◆ **ACTION ITEM**:
Please return the full listing below without altering anything.

◆ **DATA EXCERPTS**:

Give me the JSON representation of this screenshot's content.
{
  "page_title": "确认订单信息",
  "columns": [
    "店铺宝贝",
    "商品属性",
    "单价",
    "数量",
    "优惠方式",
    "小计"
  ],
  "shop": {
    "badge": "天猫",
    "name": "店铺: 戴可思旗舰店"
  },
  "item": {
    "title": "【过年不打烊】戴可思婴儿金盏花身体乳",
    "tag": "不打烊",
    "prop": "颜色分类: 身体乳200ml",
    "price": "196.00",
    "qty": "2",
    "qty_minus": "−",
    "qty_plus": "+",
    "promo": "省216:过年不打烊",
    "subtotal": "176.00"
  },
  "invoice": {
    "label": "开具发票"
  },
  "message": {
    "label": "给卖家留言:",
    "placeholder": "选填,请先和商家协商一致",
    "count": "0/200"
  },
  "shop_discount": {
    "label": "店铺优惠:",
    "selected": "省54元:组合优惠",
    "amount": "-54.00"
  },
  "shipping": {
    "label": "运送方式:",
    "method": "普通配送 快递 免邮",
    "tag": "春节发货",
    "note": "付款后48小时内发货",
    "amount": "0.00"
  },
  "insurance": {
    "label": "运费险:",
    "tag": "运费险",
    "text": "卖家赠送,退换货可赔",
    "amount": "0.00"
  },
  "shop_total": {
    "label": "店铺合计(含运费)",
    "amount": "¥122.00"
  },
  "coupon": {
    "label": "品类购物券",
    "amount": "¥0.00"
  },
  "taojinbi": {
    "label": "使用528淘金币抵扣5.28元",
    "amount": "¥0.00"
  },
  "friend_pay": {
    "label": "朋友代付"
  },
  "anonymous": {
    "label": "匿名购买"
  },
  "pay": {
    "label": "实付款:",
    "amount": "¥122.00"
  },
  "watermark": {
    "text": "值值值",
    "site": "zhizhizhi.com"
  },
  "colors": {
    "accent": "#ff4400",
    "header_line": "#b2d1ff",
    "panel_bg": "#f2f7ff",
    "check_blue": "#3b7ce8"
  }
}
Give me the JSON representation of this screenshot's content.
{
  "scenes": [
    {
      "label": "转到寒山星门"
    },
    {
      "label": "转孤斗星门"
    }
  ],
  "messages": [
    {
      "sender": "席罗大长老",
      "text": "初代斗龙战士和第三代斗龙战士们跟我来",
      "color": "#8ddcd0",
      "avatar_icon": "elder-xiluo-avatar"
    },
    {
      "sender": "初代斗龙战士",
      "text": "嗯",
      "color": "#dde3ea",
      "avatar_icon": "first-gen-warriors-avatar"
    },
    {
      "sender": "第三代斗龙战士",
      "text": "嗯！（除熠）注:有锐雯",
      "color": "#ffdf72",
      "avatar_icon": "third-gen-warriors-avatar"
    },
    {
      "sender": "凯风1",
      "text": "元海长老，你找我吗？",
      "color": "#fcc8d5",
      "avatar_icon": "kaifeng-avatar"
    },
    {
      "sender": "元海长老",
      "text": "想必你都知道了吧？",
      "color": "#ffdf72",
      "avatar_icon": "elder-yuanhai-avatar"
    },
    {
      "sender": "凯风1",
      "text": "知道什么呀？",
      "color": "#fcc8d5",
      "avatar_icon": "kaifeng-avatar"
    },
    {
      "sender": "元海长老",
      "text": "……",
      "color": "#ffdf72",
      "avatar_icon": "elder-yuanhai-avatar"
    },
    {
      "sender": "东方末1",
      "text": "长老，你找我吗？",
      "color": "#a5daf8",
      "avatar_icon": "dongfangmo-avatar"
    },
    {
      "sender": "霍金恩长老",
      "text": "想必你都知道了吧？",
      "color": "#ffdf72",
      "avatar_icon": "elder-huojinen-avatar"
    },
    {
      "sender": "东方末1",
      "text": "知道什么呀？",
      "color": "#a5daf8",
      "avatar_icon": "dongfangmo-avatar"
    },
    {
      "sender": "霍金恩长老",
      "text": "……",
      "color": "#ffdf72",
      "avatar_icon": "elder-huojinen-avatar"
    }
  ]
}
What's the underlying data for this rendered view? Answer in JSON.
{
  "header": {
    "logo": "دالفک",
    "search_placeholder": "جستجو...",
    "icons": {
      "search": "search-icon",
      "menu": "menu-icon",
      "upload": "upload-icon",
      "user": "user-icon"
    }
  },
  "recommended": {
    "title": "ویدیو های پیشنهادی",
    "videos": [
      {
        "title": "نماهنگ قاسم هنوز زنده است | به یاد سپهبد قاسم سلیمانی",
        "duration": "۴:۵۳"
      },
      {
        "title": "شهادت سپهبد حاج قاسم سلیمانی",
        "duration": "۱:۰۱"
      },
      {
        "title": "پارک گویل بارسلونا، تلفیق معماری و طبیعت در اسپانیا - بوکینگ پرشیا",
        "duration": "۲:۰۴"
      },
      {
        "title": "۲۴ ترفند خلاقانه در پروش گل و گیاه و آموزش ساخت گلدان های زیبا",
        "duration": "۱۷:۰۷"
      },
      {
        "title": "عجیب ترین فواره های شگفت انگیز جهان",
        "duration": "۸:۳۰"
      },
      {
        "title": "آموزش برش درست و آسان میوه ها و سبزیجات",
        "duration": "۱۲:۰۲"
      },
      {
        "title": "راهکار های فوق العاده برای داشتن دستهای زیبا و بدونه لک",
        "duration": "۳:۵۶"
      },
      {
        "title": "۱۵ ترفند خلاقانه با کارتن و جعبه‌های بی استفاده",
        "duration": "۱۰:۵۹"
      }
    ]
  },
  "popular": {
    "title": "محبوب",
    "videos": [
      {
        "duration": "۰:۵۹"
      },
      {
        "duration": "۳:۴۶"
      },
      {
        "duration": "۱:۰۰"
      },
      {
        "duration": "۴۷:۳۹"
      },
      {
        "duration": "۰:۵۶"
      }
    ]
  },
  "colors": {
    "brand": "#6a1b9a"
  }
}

◆ **SOLUTION**:
Give me the JSON representation of this screenshot's content.
{
  "page_title": "确认订单信息",
  "columns": [
    "店铺宝贝",
    "商品属性",
    "单价",
    "数量",
    "优惠方式",
    "小计"
  ],
  "shop": {
    "badge": "天猫",
    "name": "店铺: 戴可思旗舰店"
  },
  "item": {
    "title": "【过年不打烊】戴可思婴儿金盏花身体乳",
    "tag": "不打烊",
    "prop": "颜色分类: 身体乳200ml",
    "price": "196.00",
    "qty": "2",
    "qty_minus": "−",
    "qty_plus": "+",
    "promo": "省216:过年不打烊",
    "subtotal": "176.00"
  },
  "invoice": {
    "label": "开具发票"
  },
  "message": {
    "label": "给卖家留言:",
    "placeholder": "选填,请先和商家协商一致",
    "count": "0/200"
  },
  "shop_discount": {
    "label": "店铺优惠:",
    "selected": "省54元:组合优惠",
    "amount": "-54.00"
  },
  "shipping": {
    "label": "运送方式:",
    "method": "普通配送 快递 免邮",
    "tag": "春节发货",
    "note": "付款后48小时内发货",
    "amount": "0.00"
  },
  "insurance": {
    "label": "运费险:",
    "tag": "运费险",
    "text": "卖家赠送,退换货可赔",
    "amount": "0.00"
  },
  "shop_total": {
    "label": "店铺合计(含运费)",
    "amount": "¥122.00"
  },
  "coupon": {
    "label": "品类购物券",
    "amount": "¥0.00"
  },
  "taojinbi": {
    "label": "使用528淘金币抵扣5.28元",
    "amount": "¥0.00"
  },
  "friend_pay": {
    "label": "朋友代付"
  },
  "anonymous": {
    "label": "匿名购买"
  },
  "pay": {
    "label": "实付款:",
    "amount": "¥122.00"
  },
  "watermark": {
    "text": "值值值",
    "site": "zhizhizhi.com"
  },
  "colors": {
    "accent": "#ff4400",
    "header_line": "#b2d1ff",
    "panel_bg": "#f2f7ff",
    "check_blue": "#3b7ce8"
  }
}
Give me the JSON representation of this screenshot's content.
{
  "scenes": [
    {
      "label": "转到寒山星门"
    },
    {
      "label": "转孤斗星门"
    }
  ],
  "messages": [
    {
      "sender": "席罗大长老",
      "text": "初代斗龙战士和第三代斗龙战士们跟我来",
      "color": "#8ddcd0",
      "avatar_icon": "elder-xiluo-avatar"
    },
    {
      "sender": "初代斗龙战士",
      "text": "嗯",
      "color": "#dde3ea",
      "avatar_icon": "first-gen-warriors-avatar"
    },
    {
      "sender": "第三代斗龙战士",
      "text": "嗯！（除熠）注:有锐雯",
      "color": "#ffdf72",
      "avatar_icon": "third-gen-warriors-avatar"
    },
    {
      "sender": "凯风1",
      "text": "元海长老，你找我吗？",
      "color": "#fcc8d5",
      "avatar_icon": "kaifeng-avatar"
    },
    {
      "sender": "元海长老",
      "text": "想必你都知道了吧？",
      "color": "#ffdf72",
      "avatar_icon": "elder-yuanhai-avatar"
    },
    {
      "sender": "凯风1",
      "text": "知道什么呀？",
      "color": "#fcc8d5",
      "avatar_icon": "kaifeng-avatar"
    },
    {
      "sender": "元海长老",
      "text": "……",
      "color": "#ffdf72",
      "avatar_icon": "elder-yuanhai-avatar"
    },
    {
      "sender": "东方末1",
      "text": "长老，你找我吗？",
      "color": "#a5daf8",
      "avatar_icon": "dongfangmo-avatar"
    },
    {
      "sender": "霍金恩长老",
      "text": "想必你都知道了吧？",
      "color": "#ffdf72",
      "avatar_icon": "elder-huojinen-avatar"
    },
    {
      "sender": "东方末1",
      "text": "知道什么呀？",
      "color": "#a5daf8",
      "avatar_icon": "dongfangmo-avatar"
    },
    {
      "sender": "霍金恩长老",
      "text": "……",
      "color": "#ffdf72",
      "avatar_icon": "elder-huojinen-avatar"
    }
  ]
}
What's the underlying data for this rendered view? Answer in JSON.
{
  "header": {
    "logo": "دالفک",
    "search_placeholder": "جستجو...",
    "icons": {
      "search": "search-icon",
      "menu": "menu-icon",
      "upload": "upload-icon",
      "user": "user-icon"
    }
  },
  "recommended": {
    "title": "ویدیو های پیشنهادی",
    "videos": [
      {
        "title": "نماهنگ قاسم هنوز زنده است | به یاد سپهبد قاسم سلیمانی",
        "duration": "۴:۵۳"
      },
      {
        "title": "شهادت سپهبد حاج قاسم سلیمانی",
        "duration": "۱:۰۱"
      },
      {
        "title": "پارک گویل بارسلونا، تلفیق معماری و طبیعت در اسپانیا - بوکینگ پرشیا",
        "duration": "۲:۰۴"
      },
      {
        "title": "۲۴ ترفند خلاقانه در پروش گل و گیاه و آموزش ساخت گلدان های زیبا",
        "duration": "۱۷:۰۷"
      },
      {
        "title": "عجیب ترین فواره های شگفت انگیز جهان",
        "duration": "۸:۳۰"
      },
      {
        "title": "آموزش برش درست و آسان میوه ها و سبزیجات",
        "duration": "۱۲:۰۲"
      },
      {
        "title": "راهکار های فوق العاده برای داشتن دستهای زیبا و بدونه لک",
        "duration": "۳:۵۶"
      },
      {
        "title": "۱۵ ترفند خلاقانه با کارتن و جعبه‌های بی استفاده",
        "duration": "۱۰:۵۹"
      }
    ]
  },
  "popular": {
    "title": "محبوب",
    "videos": [
      {
        "duration": "۰:۵۹"
      },
      {
        "duration": "۳:۴۶"
      },
      {
        "duration": "۱:۰۰"
      },
      {
        "duration": "۴۷:۳۹"
      },
      {
        "duration": "۰:۵۶"
      }
    ]
  },
  "colors": {
    "brand": "#6a1b9a"
  }
}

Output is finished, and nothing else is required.